In a letter to Richard Scudamore, head of the English Premier League (EPL), professor Sir Ian Gilmore from the Alcohol Health Alliance (AHA) called on the league to take some initiative and "protect the health and wellbeing of young people" by sourcing sponsorship deals from outside the alcohol industry.
The letter comes on the back of reports that Diageo, the company who makes alcoholic products such as Guinness, Smirnoff vodka and Bailey’s are making a play for sponsorship naming rights for the EPL.
Alcohol sponsorship and sport: An irresponsible mix. Read the AHA's letter to the Premier League https://t.co/GxkTIcksV8— AHA UK (@UK_AHA) March 30, 2015
The AHA, which consists of a coalition of more than 40 medical bodies, charities and health campaigners, argue that there is strong evidence to suggest that "exposure to alcohol marketing leads children and young people to drink more, and to drink at an earlier age".
Should the Premier League be sponsored by an alcohol firm?: The Premier League is considering ending its 15 year… http://t.co/MmlxjEUuwE— Norwich Journal (@norwichjournal) March 30, 2015
The group says that it is "morally wrong" for the Premier League, as one of the most popular and widely watched competitions, to continue allowing clubs to advertise alcoholic products for fear of the effects it may have on some communities throughout the UK and across the world.

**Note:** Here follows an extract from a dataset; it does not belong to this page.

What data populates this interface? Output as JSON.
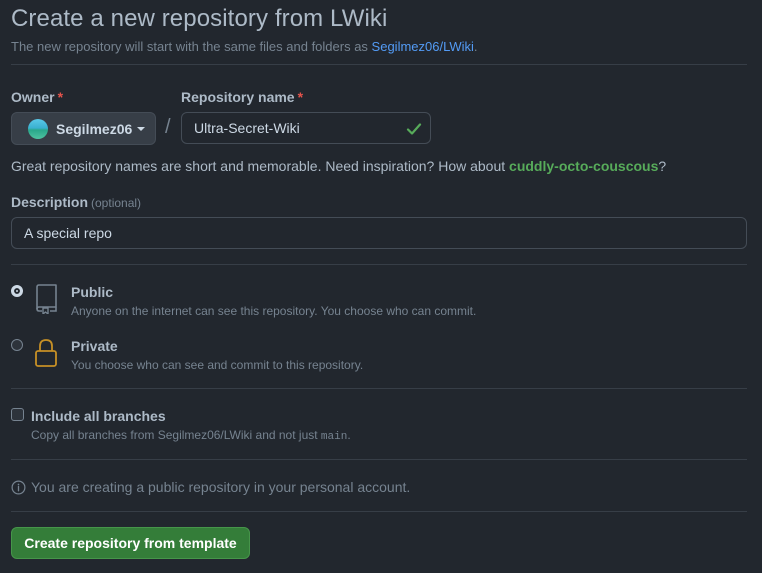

The letter reads:
"Linking alcohol and sport through sponsorship deals allows alcohol producers to communicate a legitimacy and status to its products that masks the significant health and social harms associated with their use."
Hand in Hand? Alcohol and Sport
The debate in Britain comes amid a wider global push for alcohol advertising to be banned from sporting events, in the same way as tobacco sponsorship was prohibited from sporting sponsorship in the 1980s.
Russia, France and Norway have already introduced bans on alcohol advertising during sporting events, while Australia, New Zealand and Ireland are among other countries seriously considering similar measures, which would challenge what campaigners say are the historical links between alcohol and sport.